National Democratic Front 3,488 0.03% 0 0 0
Sri Lanka Labour Party 3,134 0.03% 0 0 0
  Democratic Left Front 2,964 0.03% 0 0 0
New Sinhala Heritage 1,397 0.01% 0 0 0
  United Socialist Party 1,189 0.01% 0 0 0
Motherland People's Party 1,087 0.01% 0 0 0
  Eelavar Democratic Front 1,035 0.01% 0 0 0
  Socialist Equality Party 780 0.01% 0 0 0
  Lanka Sama Samaja Party[iii] 737 0.01% 0 0 0
All Are Citizens All Are Kings Organization 632 0.01% 0 0 0
  Democratic Unity Alliance 145 0.00% 0 0 0
Valid Votes 11,598,929 100.00% 196 29 225
Rejected Votes 744,373 6.03%
Total Polled 12,343,302 75.89%
Registered Electors 16,263,885
Footnotes:
    1. ^ a b The NC contested separately in two districts (Ampara and Polonnaruwa) and with the SLPFA in other districts.
    2. ^ The DLF contested separately in two districts (Jaffna and Vanni) and with the SLPFA in other districts.
    3. ^ a b The LSSP contested separately in one district (Jaffna) and with the SLPFA in other districts.
    4. ^ a b The SLFP contested separately in three districts (Jaffna, Kalutara and Nuwara Eliya) and with the SLPFA in other districts.
    5. ^ The SLPFA contested under the name and symbol of SLPP.
    6. ^ a b The ACMC contested separately in one district (Ampara) and with the SJB in other districts.
    7. ^ a b The SLMC contested separately in one district (Batticaloa) and with the SJB in other districts.
    8. ^ The TNA contested under the name and symbol of ITAK.
    9. ^ The TNPF contested under the name and symbol of ACTC.

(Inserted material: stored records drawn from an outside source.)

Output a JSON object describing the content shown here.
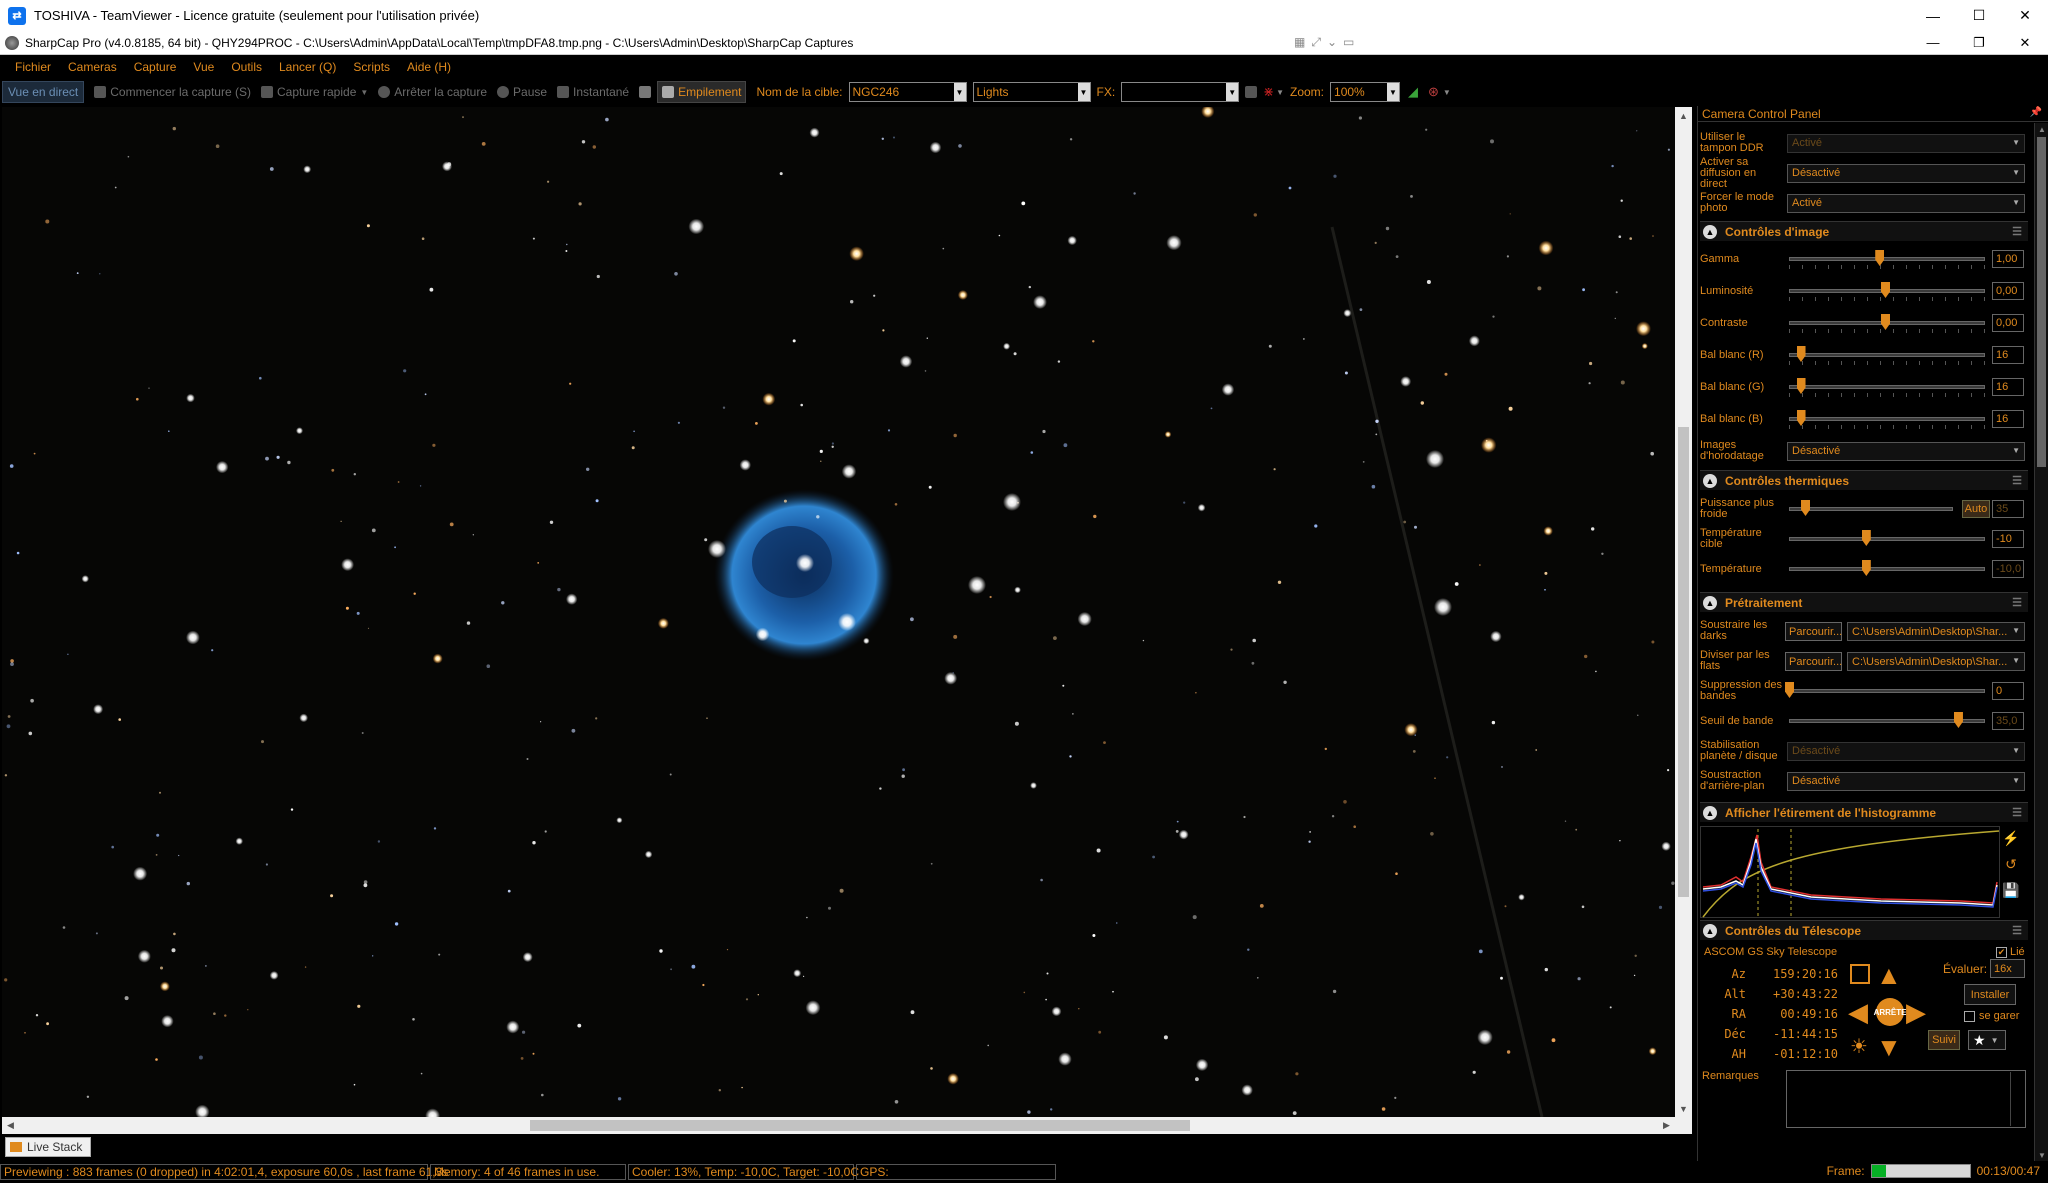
{
  "teamviewer": {
    "title": "TOSHIVA - TeamViewer - Licence gratuite (seulement pour l'utilisation privée)",
    "minimize": "—",
    "maximize": "☐",
    "close": "✕"
  },
  "sharpcap": {
    "title": "SharpCap Pro (v4.0.8185, 64 bit) - QHY294PROC - C:\\Users\\Admin\\AppData\\Local\\Temp\\tmpDFA8.tmp.png - C:\\Users\\Admin\\Desktop\\SharpCap Captures",
    "minimize": "—",
    "restore": "❐",
    "close": "✕"
  },
  "menu": [
    "Fichier",
    "Cameras",
    "Capture",
    "Vue",
    "Outils",
    "Lancer (Q)",
    "Scripts",
    "Aide (H)"
  ],
  "toolbar": {
    "live_view": "Vue en direct",
    "start_capture": "Commencer la capture (S)",
    "quick_capture": "Capture rapide",
    "stop_capture": "Arrêter la capture",
    "pause": "Pause",
    "snapshot": "Instantané",
    "stacking": "Empilement",
    "target_label": "Nom de la cible:",
    "target_value": "NGC246",
    "frame_type": "Lights",
    "fx_label": "FX:",
    "fx_value": "",
    "zoom_label": "Zoom:",
    "zoom_value": "100%"
  },
  "livestack_tab": "Live Stack",
  "status": {
    "preview": "Previewing : 883 frames (0 dropped) in 4:02:01,4, exposure 60,0s , last frame 61,3s",
    "memory": "Memory: 4 of 46 frames in use.",
    "cooler": "Cooler: 13%, Temp: -10,0C, Target: -10,0C",
    "gps": "GPS:",
    "frame_label": "Frame:",
    "frame_progress": 0.15,
    "elapsed": "00:13/00:47"
  },
  "panel": {
    "title": "Camera Control Panel",
    "top_rows": [
      {
        "label": "Utiliser le tampon DDR",
        "value": "Activé",
        "dim": true
      },
      {
        "label": "Activer sa diffusion en direct",
        "value": "Désactivé",
        "dim": false
      },
      {
        "label": "Forcer le mode photo",
        "value": "Activé",
        "dim": false
      }
    ],
    "image_controls": {
      "header": "Contrôles d'image",
      "sliders": [
        {
          "label": "Gamma",
          "value": "1,00",
          "pos": 0.47
        },
        {
          "label": "Luminosité",
          "value": "0,00",
          "pos": 0.5
        },
        {
          "label": "Contraste",
          "value": "0,00",
          "pos": 0.5
        },
        {
          "label": "Bal blanc (R)",
          "value": "16",
          "pos": 0.06
        },
        {
          "label": "Bal blanc (G)",
          "value": "16",
          "pos": 0.06
        },
        {
          "label": "Bal blanc (B)",
          "value": "16",
          "pos": 0.06
        }
      ],
      "timestamp_label": "Images d'horodatage",
      "timestamp_value": "Désactivé"
    },
    "thermal": {
      "header": "Contrôles thermiques",
      "cooler_label": "Puissance plus froide",
      "cooler_auto": "Auto",
      "cooler_value": "35",
      "cooler_pos": 0.1,
      "target_label": "Température cible",
      "target_value": "-10",
      "target_pos": 0.4,
      "temp_label": "Température",
      "temp_value": "-10,0",
      "temp_pos": 0.4
    },
    "preprocessing": {
      "header": "Prétraitement",
      "darks_label": "Soustraire les darks",
      "darks_browse": "Parcourir...",
      "darks_path": "C:\\Users\\Admin\\Desktop\\Shar...",
      "flats_label": "Diviser par les flats",
      "flats_browse": "Parcourir...",
      "flats_path": "C:\\Users\\Admin\\Desktop\\Shar...",
      "banding_label": "Suppression des bandes",
      "banding_value": "0",
      "banding_pos": 0.0,
      "threshold_label": "Seuil de bande",
      "threshold_value": "35,0",
      "threshold_pos": 0.88,
      "stabilization_label": "Stabilisation planète / disque",
      "stabilization_value": "Désactivé",
      "background_label": "Soustraction d'arrière-plan",
      "background_value": "Désactivé"
    },
    "histogram": {
      "header": "Afficher l'étirement de l'histogramme"
    },
    "telescope": {
      "header": "Contrôles du Télescope",
      "name": "ASCOM GS Sky Telescope",
      "linked_label": "Lié",
      "coords": [
        {
          "k": "Az",
          "v": "159:20:16"
        },
        {
          "k": "Alt",
          "v": "+30:43:22"
        },
        {
          "k": "RA",
          "v": "00:49:16"
        },
        {
          "k": "Déc",
          "v": "-11:44:15"
        },
        {
          "k": "AH",
          "v": "-01:12:10"
        }
      ],
      "rate_label": "Évaluer:",
      "rate_value": "16x",
      "install": "Installer",
      "park": "se garer",
      "track": "Suivi",
      "stop": "ARRÊTE"
    },
    "remarks_label": "Remarques"
  }
}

See alsoEdit

ReferencesEdit

NotesEdit

CitationsEdit

  1. ^ Thomas, Kris (21 November 2016). "Of Ministers' Salaries And Parliamentary Perks". Roar.lk. Retrieved 30 August 2017.
  2. ^ Thomas, Kavindya Chris (20 November 2016). "Do MPs get fat salaries?". Ceylontoday.lk. Ceylon Today. Retrieved 30 August 2017.
  3. ^ a b c d e f The Constitution of the Democratic Socialist Republic of Sri Lanka
  4. ^ "Charge of the katakatha brigade". Retrieved 20 March 2020.
  5. ^ "1942 Ferguson's Ceylon Directory". Ferguson's Directory. Retrieved 30 July 2021.
  6. ^ "Evolution of the Office of the Attorney General in Sri Lanka". attorneygeneral.gov.lk. Retrieved 30 July 2021.
  7. ^ Kuruwita, Rathindra; Rasheed, Zaheena (3 December 2018). "Sri Lanka temporarily bars Rajapaksa from acting as PM". Aljazeera. Retrieved 14 June 2021.
  8. ^ "Ranil Wickremesinghe sworn in as Prime Minister". Ada Derana. 16 December 2018. Retrieved 16 February 2020.
  9. ^ "2020 Sri Lankan Parliamentary Elections". Rajagiriya, Sri Lanka: Election Commission of Sri Lanka. Retrieved 7 August 2020.
  10. ^ "Parliamentary Election 2020". The Daily Mirror. Colombo, Sri Lanka. Retrieved 7 August 2020.
  11. ^ "Official Election Results Parliamentary Election - 2020 - Sri Lanka". news.lk. Colombo, Sri Lanka: Department of Government Information. Retrieved 7 August 2020.

External linksEdit